Task description: In the listing, find every line that has the string "menu" and copy it.

── Input ──

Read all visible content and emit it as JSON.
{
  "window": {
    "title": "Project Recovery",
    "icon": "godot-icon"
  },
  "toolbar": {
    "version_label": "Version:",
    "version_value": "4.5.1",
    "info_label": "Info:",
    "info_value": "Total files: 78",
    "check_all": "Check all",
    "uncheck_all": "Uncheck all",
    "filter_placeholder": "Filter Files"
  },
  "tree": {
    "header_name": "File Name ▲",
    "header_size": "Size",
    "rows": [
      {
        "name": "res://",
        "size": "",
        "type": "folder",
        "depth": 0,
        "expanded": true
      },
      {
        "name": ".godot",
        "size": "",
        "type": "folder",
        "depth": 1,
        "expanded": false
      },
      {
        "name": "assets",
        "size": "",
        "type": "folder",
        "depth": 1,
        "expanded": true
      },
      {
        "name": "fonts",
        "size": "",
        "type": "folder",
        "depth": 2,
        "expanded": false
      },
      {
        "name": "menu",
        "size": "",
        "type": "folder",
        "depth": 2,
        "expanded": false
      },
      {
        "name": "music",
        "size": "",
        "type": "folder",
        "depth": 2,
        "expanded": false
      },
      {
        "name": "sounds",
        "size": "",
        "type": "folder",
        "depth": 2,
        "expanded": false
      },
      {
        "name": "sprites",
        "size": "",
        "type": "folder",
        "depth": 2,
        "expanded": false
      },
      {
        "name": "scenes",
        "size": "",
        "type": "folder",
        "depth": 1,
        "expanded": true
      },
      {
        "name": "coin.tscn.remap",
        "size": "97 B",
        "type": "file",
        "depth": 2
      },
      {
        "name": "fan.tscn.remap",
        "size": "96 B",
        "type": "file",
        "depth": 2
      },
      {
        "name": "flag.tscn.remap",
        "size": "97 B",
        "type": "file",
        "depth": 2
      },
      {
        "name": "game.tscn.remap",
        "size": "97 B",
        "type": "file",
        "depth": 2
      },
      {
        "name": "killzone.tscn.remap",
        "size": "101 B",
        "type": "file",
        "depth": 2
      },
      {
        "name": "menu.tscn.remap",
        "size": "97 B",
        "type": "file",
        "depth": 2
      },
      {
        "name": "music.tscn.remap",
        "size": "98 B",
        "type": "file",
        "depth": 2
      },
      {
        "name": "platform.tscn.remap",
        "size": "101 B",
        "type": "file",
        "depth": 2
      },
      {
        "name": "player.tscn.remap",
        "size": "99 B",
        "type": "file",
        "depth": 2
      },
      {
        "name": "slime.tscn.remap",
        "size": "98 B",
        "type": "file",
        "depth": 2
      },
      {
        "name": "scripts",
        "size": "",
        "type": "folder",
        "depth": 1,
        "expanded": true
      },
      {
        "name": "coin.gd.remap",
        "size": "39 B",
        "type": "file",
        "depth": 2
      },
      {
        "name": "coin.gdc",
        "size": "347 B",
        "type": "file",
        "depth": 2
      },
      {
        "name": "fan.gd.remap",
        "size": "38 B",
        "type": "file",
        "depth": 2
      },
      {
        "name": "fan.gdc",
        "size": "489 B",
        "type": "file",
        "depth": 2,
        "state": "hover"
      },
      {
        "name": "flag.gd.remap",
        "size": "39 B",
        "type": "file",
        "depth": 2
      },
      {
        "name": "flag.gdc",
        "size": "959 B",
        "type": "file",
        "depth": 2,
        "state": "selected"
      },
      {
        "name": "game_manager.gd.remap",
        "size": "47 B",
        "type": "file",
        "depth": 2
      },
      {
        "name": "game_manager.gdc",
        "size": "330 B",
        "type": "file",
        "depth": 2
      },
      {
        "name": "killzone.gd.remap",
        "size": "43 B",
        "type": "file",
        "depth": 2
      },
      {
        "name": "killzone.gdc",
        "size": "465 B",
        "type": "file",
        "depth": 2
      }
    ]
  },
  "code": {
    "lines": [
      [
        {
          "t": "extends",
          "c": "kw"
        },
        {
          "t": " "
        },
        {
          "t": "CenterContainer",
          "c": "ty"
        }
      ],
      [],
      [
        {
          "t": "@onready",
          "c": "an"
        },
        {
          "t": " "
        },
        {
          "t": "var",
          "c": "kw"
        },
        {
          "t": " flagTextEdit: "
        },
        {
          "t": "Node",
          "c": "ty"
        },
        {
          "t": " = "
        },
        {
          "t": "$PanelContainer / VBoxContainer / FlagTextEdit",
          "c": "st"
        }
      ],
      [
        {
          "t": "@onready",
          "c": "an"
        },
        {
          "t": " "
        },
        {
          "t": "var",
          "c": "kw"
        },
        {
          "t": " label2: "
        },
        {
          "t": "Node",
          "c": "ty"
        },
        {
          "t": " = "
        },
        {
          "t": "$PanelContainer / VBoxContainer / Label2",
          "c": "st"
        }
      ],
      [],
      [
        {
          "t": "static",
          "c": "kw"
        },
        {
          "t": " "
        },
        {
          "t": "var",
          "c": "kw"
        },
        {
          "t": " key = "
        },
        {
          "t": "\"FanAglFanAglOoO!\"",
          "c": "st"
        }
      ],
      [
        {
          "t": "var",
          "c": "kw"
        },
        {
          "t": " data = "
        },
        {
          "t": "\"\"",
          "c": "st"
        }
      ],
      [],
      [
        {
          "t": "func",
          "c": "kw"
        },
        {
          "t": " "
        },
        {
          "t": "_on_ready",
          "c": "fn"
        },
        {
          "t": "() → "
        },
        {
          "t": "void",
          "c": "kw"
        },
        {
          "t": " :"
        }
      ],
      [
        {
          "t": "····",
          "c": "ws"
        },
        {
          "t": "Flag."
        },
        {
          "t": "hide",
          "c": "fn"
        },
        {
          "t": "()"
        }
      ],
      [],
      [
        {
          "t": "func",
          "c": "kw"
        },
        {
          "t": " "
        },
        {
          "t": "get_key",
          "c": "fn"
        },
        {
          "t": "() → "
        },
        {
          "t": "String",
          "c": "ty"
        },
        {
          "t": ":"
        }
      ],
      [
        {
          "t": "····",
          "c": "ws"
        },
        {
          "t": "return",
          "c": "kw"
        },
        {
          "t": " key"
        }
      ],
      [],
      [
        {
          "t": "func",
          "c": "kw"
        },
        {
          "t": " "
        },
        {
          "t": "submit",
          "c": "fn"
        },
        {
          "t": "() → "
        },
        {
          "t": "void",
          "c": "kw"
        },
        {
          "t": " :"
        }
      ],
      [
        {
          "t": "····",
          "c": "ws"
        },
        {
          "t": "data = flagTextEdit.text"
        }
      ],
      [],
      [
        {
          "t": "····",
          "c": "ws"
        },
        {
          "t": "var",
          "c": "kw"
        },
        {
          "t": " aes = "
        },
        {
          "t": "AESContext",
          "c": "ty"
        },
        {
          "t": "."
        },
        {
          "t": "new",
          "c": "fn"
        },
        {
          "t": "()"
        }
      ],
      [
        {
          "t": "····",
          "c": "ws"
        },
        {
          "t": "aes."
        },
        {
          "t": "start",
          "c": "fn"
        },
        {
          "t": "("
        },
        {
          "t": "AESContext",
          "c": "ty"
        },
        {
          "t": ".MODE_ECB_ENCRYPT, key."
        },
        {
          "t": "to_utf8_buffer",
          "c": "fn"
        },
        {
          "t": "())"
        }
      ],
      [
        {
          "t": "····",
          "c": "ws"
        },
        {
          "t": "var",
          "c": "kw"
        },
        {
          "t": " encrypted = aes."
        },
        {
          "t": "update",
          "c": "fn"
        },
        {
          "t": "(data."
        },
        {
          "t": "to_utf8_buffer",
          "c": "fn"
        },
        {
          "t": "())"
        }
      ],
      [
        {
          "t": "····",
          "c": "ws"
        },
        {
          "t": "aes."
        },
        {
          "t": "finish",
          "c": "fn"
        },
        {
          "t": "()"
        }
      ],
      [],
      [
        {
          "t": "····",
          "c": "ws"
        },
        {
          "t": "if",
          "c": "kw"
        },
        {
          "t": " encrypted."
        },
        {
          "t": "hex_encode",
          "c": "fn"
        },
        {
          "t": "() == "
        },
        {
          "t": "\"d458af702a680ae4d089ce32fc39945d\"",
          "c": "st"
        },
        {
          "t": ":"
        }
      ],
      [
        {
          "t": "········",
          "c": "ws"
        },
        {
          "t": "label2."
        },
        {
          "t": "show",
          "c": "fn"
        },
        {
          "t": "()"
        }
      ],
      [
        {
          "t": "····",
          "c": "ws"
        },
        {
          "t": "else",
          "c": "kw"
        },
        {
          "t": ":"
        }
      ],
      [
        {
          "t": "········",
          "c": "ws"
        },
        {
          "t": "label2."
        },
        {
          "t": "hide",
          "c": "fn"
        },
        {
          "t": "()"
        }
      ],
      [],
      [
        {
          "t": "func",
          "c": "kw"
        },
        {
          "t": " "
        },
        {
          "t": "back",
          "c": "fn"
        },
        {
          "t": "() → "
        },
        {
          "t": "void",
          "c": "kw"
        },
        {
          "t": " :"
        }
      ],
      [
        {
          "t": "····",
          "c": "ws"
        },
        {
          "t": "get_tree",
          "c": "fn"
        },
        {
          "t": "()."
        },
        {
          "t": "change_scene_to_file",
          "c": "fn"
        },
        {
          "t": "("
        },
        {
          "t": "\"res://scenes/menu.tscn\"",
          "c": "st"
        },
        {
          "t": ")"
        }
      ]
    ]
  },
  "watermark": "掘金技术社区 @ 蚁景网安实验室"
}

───

Output for this task:
        "name": "menu",
        "name": "menu.tscn.remap",
          "t": "\"res://scenes/menu.tscn\"",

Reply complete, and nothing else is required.